June 27-30, 2022
Join Ellie Harold for “Expressive Painting: Color from the Inside Out.” Do you struggle with color? For chromophobics or anyone who would like greater freedom in their use of color, this workshop focuses on activating and applying your innate color sense. Content, process and lightly structured exercises allow you access to a wider range of color expression in the safe space of Ellie’s studio, located only 3 blocks from Lake Michigan near Sleeping Bear Dunes. “Expressive Painting: Color from the Inside Out” has the potential to transform not only your art but your life! Details and registration at www.EllieHarold.com.
There are two elements in my artistic development that contribute to my work daily:
– I fell in love with water medium early, and will continue to learn from it for as long as I paint. No one really masters watercolour; it remains a thing apart, and therein lies its beauty.

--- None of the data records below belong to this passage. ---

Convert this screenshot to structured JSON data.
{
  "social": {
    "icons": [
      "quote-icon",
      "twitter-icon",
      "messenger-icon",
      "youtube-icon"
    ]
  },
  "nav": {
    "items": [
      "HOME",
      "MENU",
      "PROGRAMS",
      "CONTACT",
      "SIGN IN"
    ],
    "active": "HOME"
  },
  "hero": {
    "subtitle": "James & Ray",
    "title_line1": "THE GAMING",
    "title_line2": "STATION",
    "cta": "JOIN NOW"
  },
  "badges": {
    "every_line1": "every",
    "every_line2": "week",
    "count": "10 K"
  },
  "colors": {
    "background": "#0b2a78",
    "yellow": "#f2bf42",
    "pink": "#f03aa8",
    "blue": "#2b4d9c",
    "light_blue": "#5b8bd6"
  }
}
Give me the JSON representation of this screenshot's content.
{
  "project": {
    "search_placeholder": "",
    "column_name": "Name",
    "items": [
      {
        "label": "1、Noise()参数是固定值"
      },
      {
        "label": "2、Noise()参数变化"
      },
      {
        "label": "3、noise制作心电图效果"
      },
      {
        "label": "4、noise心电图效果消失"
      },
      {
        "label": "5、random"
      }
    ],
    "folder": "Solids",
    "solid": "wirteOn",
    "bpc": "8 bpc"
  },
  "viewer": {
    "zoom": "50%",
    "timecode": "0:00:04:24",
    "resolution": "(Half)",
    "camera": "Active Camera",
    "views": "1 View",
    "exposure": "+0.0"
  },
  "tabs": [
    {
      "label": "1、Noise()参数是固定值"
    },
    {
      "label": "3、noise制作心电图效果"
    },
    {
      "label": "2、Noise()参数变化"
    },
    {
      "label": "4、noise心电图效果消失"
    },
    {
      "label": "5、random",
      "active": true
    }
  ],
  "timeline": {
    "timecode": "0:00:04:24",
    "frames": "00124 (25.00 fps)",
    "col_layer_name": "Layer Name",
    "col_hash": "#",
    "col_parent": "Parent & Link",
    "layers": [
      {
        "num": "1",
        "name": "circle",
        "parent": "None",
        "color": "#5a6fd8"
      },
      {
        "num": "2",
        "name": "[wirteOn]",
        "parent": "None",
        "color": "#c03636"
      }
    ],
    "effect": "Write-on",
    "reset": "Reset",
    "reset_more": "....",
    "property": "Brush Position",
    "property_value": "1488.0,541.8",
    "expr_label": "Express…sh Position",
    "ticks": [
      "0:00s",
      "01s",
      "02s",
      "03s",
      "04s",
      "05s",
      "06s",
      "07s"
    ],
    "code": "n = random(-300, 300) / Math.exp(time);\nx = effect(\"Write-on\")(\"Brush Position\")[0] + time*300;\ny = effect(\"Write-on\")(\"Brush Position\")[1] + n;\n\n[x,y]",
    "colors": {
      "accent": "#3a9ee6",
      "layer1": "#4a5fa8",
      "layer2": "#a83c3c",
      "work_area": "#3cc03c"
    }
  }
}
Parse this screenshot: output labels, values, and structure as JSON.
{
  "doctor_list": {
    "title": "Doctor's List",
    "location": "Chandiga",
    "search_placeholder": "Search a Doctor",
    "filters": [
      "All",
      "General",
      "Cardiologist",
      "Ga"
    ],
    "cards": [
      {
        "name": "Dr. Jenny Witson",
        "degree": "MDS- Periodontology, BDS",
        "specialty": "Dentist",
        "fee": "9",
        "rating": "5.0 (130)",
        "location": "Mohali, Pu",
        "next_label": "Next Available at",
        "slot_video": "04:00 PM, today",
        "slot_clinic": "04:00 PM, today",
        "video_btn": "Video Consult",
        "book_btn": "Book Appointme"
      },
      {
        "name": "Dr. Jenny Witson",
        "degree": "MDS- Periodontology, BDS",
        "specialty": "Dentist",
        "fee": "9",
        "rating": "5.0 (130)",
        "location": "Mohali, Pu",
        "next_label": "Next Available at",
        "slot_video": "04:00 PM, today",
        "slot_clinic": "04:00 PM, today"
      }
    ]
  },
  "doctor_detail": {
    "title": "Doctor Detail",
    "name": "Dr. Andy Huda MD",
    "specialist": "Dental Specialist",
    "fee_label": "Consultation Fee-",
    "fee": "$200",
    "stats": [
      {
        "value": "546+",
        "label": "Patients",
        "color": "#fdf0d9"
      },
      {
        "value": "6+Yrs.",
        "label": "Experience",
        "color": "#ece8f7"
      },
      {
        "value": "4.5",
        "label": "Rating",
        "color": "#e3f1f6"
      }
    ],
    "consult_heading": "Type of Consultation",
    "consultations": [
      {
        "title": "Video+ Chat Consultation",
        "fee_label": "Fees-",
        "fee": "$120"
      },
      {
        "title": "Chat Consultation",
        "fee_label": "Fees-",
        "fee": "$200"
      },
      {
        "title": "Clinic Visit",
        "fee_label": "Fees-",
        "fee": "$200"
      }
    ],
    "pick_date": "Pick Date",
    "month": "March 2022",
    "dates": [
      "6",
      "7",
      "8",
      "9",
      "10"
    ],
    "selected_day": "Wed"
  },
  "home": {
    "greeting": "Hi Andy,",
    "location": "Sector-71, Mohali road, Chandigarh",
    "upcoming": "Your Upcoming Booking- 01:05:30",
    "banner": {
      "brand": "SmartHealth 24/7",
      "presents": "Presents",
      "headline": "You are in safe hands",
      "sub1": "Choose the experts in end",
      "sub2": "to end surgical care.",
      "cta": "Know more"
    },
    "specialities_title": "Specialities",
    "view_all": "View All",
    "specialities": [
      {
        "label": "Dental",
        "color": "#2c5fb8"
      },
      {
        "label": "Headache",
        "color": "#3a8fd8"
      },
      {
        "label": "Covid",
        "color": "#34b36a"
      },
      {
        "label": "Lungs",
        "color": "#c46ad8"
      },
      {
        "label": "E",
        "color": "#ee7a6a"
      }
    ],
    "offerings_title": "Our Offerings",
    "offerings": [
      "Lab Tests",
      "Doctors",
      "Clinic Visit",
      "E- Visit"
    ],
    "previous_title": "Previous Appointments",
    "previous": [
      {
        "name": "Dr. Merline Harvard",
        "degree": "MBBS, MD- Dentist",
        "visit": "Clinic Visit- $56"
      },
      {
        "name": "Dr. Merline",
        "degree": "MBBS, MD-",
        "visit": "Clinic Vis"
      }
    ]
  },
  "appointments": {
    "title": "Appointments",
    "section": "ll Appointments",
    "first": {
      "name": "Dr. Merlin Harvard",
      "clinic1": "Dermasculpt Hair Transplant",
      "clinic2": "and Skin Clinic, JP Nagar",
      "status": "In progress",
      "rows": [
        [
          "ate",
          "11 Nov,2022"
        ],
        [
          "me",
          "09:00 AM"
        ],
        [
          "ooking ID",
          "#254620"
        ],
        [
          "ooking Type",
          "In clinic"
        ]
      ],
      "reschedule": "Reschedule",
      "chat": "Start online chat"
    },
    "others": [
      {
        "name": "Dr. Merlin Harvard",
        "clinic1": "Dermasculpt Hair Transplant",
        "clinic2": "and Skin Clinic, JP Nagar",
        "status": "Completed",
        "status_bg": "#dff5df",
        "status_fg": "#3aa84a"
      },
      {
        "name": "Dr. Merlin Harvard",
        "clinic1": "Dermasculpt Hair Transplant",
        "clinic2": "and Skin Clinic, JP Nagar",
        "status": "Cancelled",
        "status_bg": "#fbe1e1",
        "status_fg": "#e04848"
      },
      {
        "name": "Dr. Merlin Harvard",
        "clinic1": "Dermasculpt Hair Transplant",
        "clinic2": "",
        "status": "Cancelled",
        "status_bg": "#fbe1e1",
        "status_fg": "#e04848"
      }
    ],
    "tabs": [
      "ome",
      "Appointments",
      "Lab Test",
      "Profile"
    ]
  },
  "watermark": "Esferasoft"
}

– About six years into painting, I discovered alternative watercolour surfaces (canvas, board and collage), with the result that I rarely paint on paper any more. Each surface presents different challenges and different rewards, and I find myself shifting from one to another according to the mood and subject of each piece.